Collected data
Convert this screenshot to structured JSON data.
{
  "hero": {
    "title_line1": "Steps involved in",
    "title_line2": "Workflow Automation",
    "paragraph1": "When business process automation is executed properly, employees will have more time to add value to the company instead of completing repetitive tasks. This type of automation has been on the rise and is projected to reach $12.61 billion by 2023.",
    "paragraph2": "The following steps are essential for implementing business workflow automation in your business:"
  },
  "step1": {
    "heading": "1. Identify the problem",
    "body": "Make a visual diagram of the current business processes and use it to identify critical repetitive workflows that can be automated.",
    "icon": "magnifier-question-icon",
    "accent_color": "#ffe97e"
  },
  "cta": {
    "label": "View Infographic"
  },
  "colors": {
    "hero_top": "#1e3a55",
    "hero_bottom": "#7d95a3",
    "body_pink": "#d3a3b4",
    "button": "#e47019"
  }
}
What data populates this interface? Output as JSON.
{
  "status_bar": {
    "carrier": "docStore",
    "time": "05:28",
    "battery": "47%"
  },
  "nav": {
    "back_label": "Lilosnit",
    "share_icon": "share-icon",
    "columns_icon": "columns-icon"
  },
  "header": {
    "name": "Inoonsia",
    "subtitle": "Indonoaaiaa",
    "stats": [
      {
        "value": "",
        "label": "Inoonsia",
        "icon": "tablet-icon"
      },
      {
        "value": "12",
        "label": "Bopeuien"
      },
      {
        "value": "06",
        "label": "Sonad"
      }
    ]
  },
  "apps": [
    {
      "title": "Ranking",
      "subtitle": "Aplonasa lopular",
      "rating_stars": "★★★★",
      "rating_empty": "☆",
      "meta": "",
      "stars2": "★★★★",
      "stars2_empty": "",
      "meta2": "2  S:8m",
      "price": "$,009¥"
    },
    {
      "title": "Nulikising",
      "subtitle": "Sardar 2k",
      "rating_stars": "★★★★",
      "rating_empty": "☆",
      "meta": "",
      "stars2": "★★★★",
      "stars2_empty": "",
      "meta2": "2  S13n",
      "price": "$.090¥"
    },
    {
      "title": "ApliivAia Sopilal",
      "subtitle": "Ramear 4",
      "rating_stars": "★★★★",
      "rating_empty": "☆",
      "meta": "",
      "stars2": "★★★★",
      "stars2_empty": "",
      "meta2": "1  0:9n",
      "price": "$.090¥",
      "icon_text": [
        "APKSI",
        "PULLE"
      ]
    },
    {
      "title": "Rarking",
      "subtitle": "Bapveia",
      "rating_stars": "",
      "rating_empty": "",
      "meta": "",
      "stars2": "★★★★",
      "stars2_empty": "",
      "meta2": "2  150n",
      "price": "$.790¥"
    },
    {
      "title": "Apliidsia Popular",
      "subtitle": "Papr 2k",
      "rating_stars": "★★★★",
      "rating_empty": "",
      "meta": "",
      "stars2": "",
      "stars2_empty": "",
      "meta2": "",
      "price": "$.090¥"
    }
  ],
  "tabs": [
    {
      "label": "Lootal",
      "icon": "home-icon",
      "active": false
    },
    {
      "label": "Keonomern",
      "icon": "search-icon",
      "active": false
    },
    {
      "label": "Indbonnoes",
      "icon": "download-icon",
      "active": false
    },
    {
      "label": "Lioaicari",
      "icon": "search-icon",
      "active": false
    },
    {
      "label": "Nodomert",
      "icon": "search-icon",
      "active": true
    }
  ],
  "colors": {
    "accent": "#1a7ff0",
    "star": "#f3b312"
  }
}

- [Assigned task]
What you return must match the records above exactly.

- [Answer space]
Convert this screenshot to structured JSON data.
{
  "hero": {
    "title_line1": "Steps involved in",
    "title_line2": "Workflow Automation",
    "paragraph1": "When business process automation is executed properly, employees will have more time to add value to the company instead of completing repetitive tasks. This type of automation has been on the rise and is projected to reach $12.61 billion by 2023.",
    "paragraph2": "The following steps are essential for implementing business workflow automation in your business:"
  },
  "step1": {
    "heading": "1. Identify the problem",
    "body": "Make a visual diagram of the current business processes and use it to identify critical repetitive workflows that can be automated.",
    "icon": "magnifier-question-icon",
    "accent_color": "#ffe97e"
  },
  "cta": {
    "label": "View Infographic"
  },
  "colors": {
    "hero_top": "#1e3a55",
    "hero_bottom": "#7d95a3",
    "body_pink": "#d3a3b4",
    "button": "#e47019"
  }
}
What data populates this interface? Output as JSON.
{
  "status_bar": {
    "carrier": "docStore",
    "time": "05:28",
    "battery": "47%"
  },
  "nav": {
    "back_label": "Lilosnit",
    "share_icon": "share-icon",
    "columns_icon": "columns-icon"
  },
  "header": {
    "name": "Inoonsia",
    "subtitle": "Indonoaaiaa",
    "stats": [
      {
        "value": "",
        "label": "Inoonsia",
        "icon": "tablet-icon"
      },
      {
        "value": "12",
        "label": "Bopeuien"
      },
      {
        "value": "06",
        "label": "Sonad"
      }
    ]
  },
  "apps": [
    {
      "title": "Ranking",
      "subtitle": "Aplonasa lopular",
      "rating_stars": "★★★★",
      "rating_empty": "☆",
      "meta": "",
      "stars2": "★★★★",
      "stars2_empty": "",
      "meta2": "2  S:8m",
      "price": "$,009¥"
    },
    {
      "title": "Nulikising",
      "subtitle": "Sardar 2k",
      "rating_stars": "★★★★",
      "rating_empty": "☆",
      "meta": "",
      "stars2": "★★★★",
      "stars2_empty": "",
      "meta2": "2  S13n",
      "price": "$.090¥"
    },
    {
      "title": "ApliivAia Sopilal",
      "subtitle": "Ramear 4",
      "rating_stars": "★★★★",
      "rating_empty": "☆",
      "meta": "",
      "stars2": "★★★★",
      "stars2_empty": "",
      "meta2": "1  0:9n",
      "price": "$.090¥",
      "icon_text": [
        "APKSI",
        "PULLE"
      ]
    },
    {
      "title": "Rarking",
      "subtitle": "Bapveia",
      "rating_stars": "",
      "rating_empty": "",
      "meta": "",
      "stars2": "★★★★",
      "stars2_empty": "",
      "meta2": "2  150n",
      "price": "$.790¥"
    },
    {
      "title": "Apliidsia Popular",
      "subtitle": "Papr 2k",
      "rating_stars": "★★★★",
      "rating_empty": "",
      "meta": "",
      "stars2": "",
      "stars2_empty": "",
      "meta2": "",
      "price": "$.090¥"
    }
  ],
  "tabs": [
    {
      "label": "Lootal",
      "icon": "home-icon",
      "active": false
    },
    {
      "label": "Keonomern",
      "icon": "search-icon",
      "active": false
    },
    {
      "label": "Indbonnoes",
      "icon": "download-icon",
      "active": false
    },
    {
      "label": "Lioaicari",
      "icon": "search-icon",
      "active": false
    },
    {
      "label": "Nodomert",
      "icon": "search-icon",
      "active": true
    }
  ],
  "colors": {
    "accent": "#1a7ff0",
    "star": "#f3b312"
  }
}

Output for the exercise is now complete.